Here they arrive din the large black limousine. One could lecture them on their being less conspicuous, even at this time of night, but then you had to consider who they were and how valuable they were to the who they were and how vital, facts had to be tolerated. Especially that so many of their allies [when it came to this area] of the work were increasingly harder to come by.

For one thing, the man who emerged from the car was one of their prize projects a middle-aged Belarusian expatriate who had been one of the few who'd apprenticed at the Soviet doctors when they had been at the height of their powers. Twenty years ago, they wouldn't have even let him get a glimpse of what they were doing. Now, he was one of their top specialists in his field. Though really, this is where you had to go to find anybody useful

"Mr. Garrett?"

Even though he was expected here, he was very surprised to hear his name being used. Most of the people associated with the Project never let their proper names be spoken even in private. It was as if to emphasize that there was no inner circle, that no one in this business trusted even the people they worked closest with. Then again, by the standards of their business, this man was a newcomer to the field.

"Dr. Wiegraf." Better to respond in kind. No need to make sure that anybody felt comfortable given the nature of the job.

"Is the merchandise ready?"

God, more code words. Everyone knew that they were doing this work for a higher purpose, but did they have to make everything they were discussing, even among themselves, sound so benign? Even the causal facilitation of what they were doing would qualify as a war crime... if, of course, you didn't keep in mind that the people responsible for these actions, were responsible for drafting those same laws.

And was he actually thinking about these things? He might be getting too old for field work.

"Right this way, Doctor."

As Wiegraf stepped out of the limousine, the remainder of his medical staff followed behind him. Unlike Wiegraf, they were either Chinese or Japanese. It didn't really matter that much - at least it should have mattered to Garrett. His job was simply to take the medical staff to the merchandise, and provide security. Though considering what he and his people might still be up against, the AK-47s they were carrying wouldn't provide much protection. This was not something you complained about if you wanted to stay active.

He walked over to the boxcar. The three men in fatigues saluted him, even though he held no real rank. That's what seniority got you.

"Usual protocols. Maintain surveillance. Anyone without authorization gets within two hundred feet, the use of lethal force is required. Assume positions."

The soldiers nodded, and without a word, went to the perimeter. The few, the proud, the quiet.

Garrett went to the optic scanner. That then authorized the keypad, where he punched in his individualized eleven-number code. The light went from red to green, and he opened it.

Inside, there they were - nine women, ranging in age from nineteen to thirty five. All of them were restrained, not that it was going to be necessary. Garrett didn't know what was used on the subjects to keep them immobilized, but in a decade of monitoring these session, he had never so much as heard a peep out of one of them. And considering what was going to be done...

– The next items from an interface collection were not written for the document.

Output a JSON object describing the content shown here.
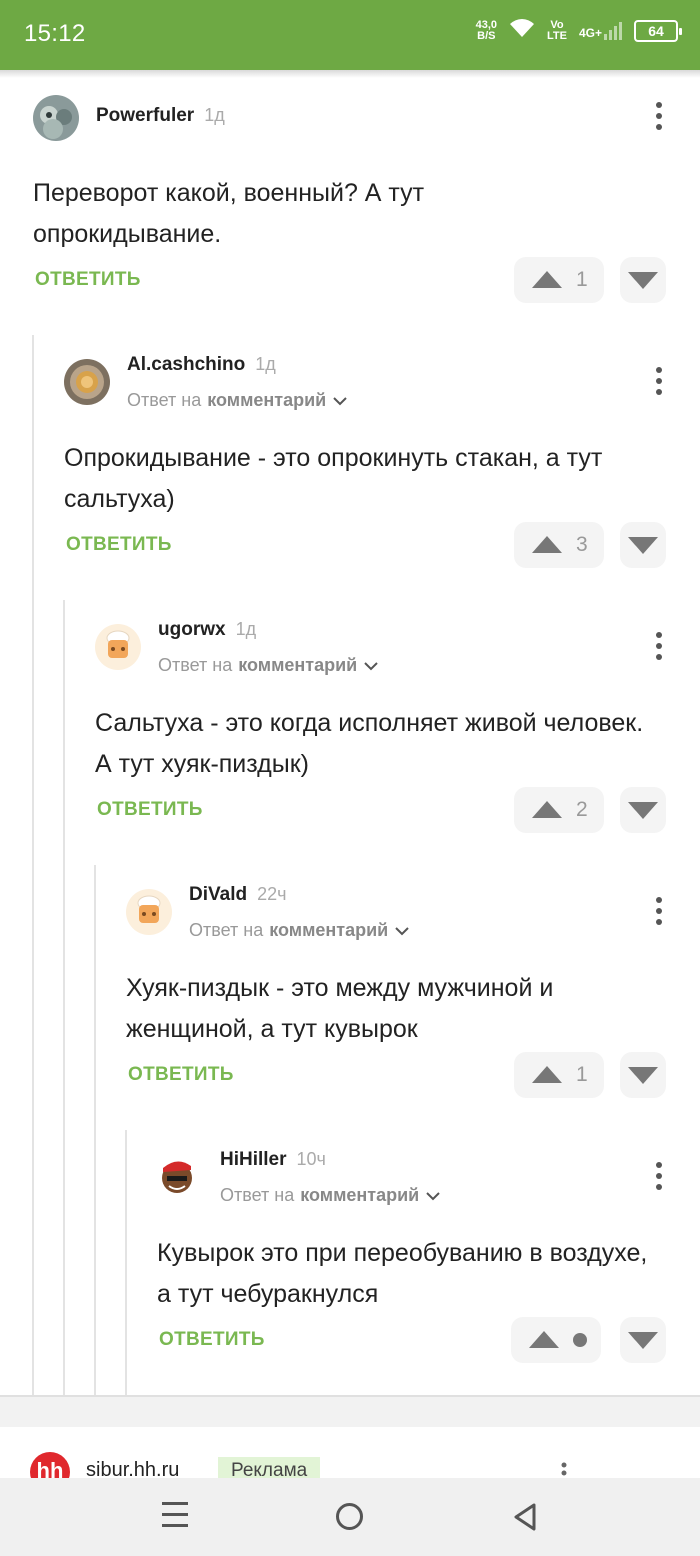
{
  "status_bar": {
    "time": "15:12",
    "net_speed_value": "43,0",
    "net_speed_unit": "B/S",
    "volte_line1": "Vo",
    "volte_line2": "LTE",
    "network": "4G+",
    "battery": "64"
  },
  "reply_label": "ОТВЕТИТЬ",
  "reply_to_prefix": "Ответ на",
  "reply_to_target": "комментарий",
  "comments": [
    {
      "username": "Powerfuler",
      "time": "1д",
      "text": "Переворот какой, военный? А тут опрокидывание.",
      "votes": "1"
    },
    {
      "username": "Al.cashchino",
      "time": "1д",
      "text": "Опрокидывание - это опрокинуть стакан, а тут сальтуха)",
      "votes": "3"
    },
    {
      "username": "ugorwx",
      "time": "1д",
      "text": "Сальтуха - это когда исполняет живой человек. А тут хуяк-пиздык)",
      "votes": "2"
    },
    {
      "username": "DiVald",
      "time": "22ч",
      "text": "Хуяк-пиздык - это между мужчиной и женщиной, а тут кувырок",
      "votes": "1"
    },
    {
      "username": "HiHiller",
      "time": "10ч",
      "text": "Кувырок это при переобуванию в воздухе, а тут чебуракнулся",
      "votes": ""
    }
  ],
  "ad": {
    "logo_text": "hh",
    "domain": "sibur.hh.ru",
    "badge": "Реклама"
  },
  "colors": {
    "brand_green": "#6ea944",
    "reply_green": "#7ab851"
  },
  "icons": [
    "wifi-icon",
    "signal-icon",
    "battery-icon",
    "more-vertical-icon",
    "chevron-down-icon",
    "upvote-icon",
    "downvote-icon",
    "nav-menu-icon",
    "nav-home-icon",
    "nav-back-icon"
  ]
}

He shook it off. Best to keep it compartmentalized.

"Go ahead." He told the doctors. "Do your work."

Garrett walked over to the security monitors. That was his one concession. He had to be here. That didn't mean that he wanted to be up close and personal.